• [Exercise details] Among the records below, find each line containing the word "options" and copy it.

• [Data provided]
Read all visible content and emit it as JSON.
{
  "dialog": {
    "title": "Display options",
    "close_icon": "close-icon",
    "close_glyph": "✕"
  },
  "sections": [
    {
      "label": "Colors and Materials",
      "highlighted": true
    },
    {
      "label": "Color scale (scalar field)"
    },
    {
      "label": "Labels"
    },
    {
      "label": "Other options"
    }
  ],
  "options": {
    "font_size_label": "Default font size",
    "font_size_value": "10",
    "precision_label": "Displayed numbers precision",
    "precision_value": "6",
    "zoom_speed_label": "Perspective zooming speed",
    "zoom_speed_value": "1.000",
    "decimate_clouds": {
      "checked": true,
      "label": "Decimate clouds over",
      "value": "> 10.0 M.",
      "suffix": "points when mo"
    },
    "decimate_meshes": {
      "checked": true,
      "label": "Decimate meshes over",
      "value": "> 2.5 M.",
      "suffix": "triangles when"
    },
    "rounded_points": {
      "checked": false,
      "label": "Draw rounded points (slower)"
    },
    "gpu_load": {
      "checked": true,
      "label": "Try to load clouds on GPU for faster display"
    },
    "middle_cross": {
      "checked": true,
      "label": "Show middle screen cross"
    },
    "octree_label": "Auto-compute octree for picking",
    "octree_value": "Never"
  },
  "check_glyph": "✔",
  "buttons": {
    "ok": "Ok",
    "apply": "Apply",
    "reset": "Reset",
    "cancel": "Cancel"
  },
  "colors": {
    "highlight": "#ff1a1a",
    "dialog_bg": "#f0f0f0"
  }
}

• [Result below]
    "title": "Display options",
      "label": "Other options"
  "options": {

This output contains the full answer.